_Task brief_:
All of the listing should be output exactly, apart from the pictures.

_Given data_:
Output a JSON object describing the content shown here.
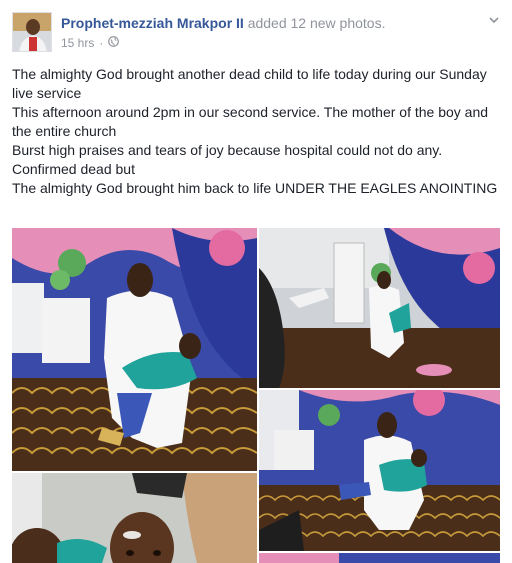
{
  "post": {
    "author": "Prophet-mezziah Mrakpor II",
    "action": "added 12 new photos.",
    "timestamp": "15 hrs",
    "privacy_icon": "globe-icon",
    "menu_icon": "chevron-down-icon",
    "text_lines": [
      "The almighty God brought another dead child to life today during our Sunday live service",
      "This afternoon around 2pm in our second service. The mother of the boy and the entire church",
      "Burst high praises and tears of joy because hospital could not do any. Confirmed dead but",
      "The almighty God brought him back to life UNDER THE EAGLES ANOINTING"
    ]
  },
  "colors": {
    "link": "#365899",
    "meta": "#90949c",
    "text": "#1d2129"
  }
}
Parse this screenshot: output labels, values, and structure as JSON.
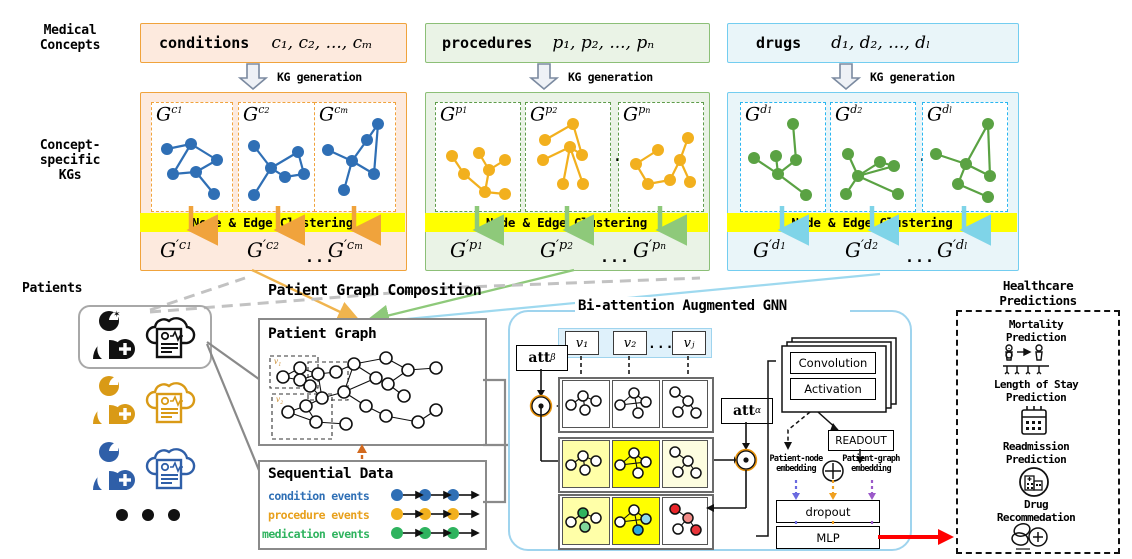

_Exercise response_:
Output a JSON object describing the content shown here.
{
  "post": {
    "author": "Prophet-mezziah Mrakpor II",
    "action": "added 12 new photos.",
    "timestamp": "15 hrs",
    "privacy_icon": "globe-icon",
    "menu_icon": "chevron-down-icon",
    "text_lines": [
      "The almighty God brought another dead child to life today during our Sunday live service",
      "This afternoon around 2pm in our second service. The mother of the boy and the entire church",
      "Burst high praises and tears of joy because hospital could not do any. Confirmed dead but",
      "The almighty God brought him back to life UNDER THE EAGLES ANOINTING"
    ]
  },
  "colors": {
    "link": "#365899",
    "meta": "#90949c",
    "text": "#1d2129"
  }
}
Parse this screenshot: output labels, values, and structure as JSON.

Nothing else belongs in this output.